To measure B12 intake in patients, doctors use a "labeled" version of B12 in which the cobalt atom is replaced with a radioactive cobalt isotope. Oncologists and technicians also use the radiation from cobalt isotopes in some cancer therapies as well as to sterilize medical and surgical tools. These days, cobalt alloys are even found in artificial hip joints and knees.
10. COBALT WAS ONCE ADDED TO BEER—WITH DEADLY CONSEQUENCES.
In the 1960s, some breweries added cobalt chloride to their beers because it helped maintain the appealing foam that builds when beer is poured. By 1967, more than 100 heavy beer drinkers in Quebec City, Minneapolis, Omaha, and Belgium had suffered heart failure, and nearly half of them died. At the time, doctors were also administering cobalt to patients for medical reasons without causing this severe effect, so the blame couldn't lie with the metal alone. After studying the remains of the deceased, scientists proposed that the so-called "cobalt-beer cardiomyopathy" had been caused by an unhealthy mélange of cobalt, high alcohol intake, and poor diet. The FDA banned the use of cobalt chloride as a food additive shortly after.

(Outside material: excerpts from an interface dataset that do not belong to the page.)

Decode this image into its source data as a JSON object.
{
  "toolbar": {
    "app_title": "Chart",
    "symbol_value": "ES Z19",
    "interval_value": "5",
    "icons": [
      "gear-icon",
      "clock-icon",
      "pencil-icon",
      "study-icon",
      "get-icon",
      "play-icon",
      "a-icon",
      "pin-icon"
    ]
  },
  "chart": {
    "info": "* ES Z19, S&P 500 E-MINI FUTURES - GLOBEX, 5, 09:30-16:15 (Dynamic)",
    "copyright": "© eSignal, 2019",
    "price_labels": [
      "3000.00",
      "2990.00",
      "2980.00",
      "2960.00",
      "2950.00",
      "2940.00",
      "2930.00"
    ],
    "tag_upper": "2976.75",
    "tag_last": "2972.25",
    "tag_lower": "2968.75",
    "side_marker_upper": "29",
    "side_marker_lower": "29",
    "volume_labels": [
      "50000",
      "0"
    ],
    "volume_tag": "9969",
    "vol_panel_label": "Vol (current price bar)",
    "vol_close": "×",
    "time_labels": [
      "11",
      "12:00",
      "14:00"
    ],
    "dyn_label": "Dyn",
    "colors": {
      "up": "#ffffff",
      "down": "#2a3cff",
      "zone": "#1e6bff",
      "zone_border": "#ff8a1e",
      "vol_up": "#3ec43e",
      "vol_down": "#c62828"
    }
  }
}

The periodic table maps out the atomic numbers, electron configurations, and chemical properties of all the elements found on Earth (both in nature and in the lab). But have you ever wondered what a traditional periodic table would look like as a physical table? That’s the question Wolfram Research co-founder Theo Gray asked himself years ago, and the wooden Periodic Table Table was his answer.
As you can see in the video below from Reactions, the furniture piece he built at his office looks like something you might find in your dining room, albeit a little more educational. Its surface features dozens of wooden squares, each one etched with the information for a different element. Beneath each wooden panel, there's a compartment that contains a sample of that element from the real world.
Gray’s table includes straightforward examples of the elements, like a jar of mercury and a chunk of bismuth, as well as some more creative entries like an aluminum knee implant. The 2400-plus items in his collection have long since spilled beyond the table and onto his shelves. While many of the objects are stored within the table itself, in some cases, he has too many examples of one element to keep them in the same spot. Some, like the knee implant, are just too bulky to fit. Valuable elements like gold and dangerous items—like a radioactive bottle of the early 20th-century quack-medicine Radithor—are also kept in more secure locations.
Even Gray’s vast inventory reflects just a small slice of how we see the chemical elements manifested in everyday life. For more examples of where you can find elements in the world around you, check out this illustrated table.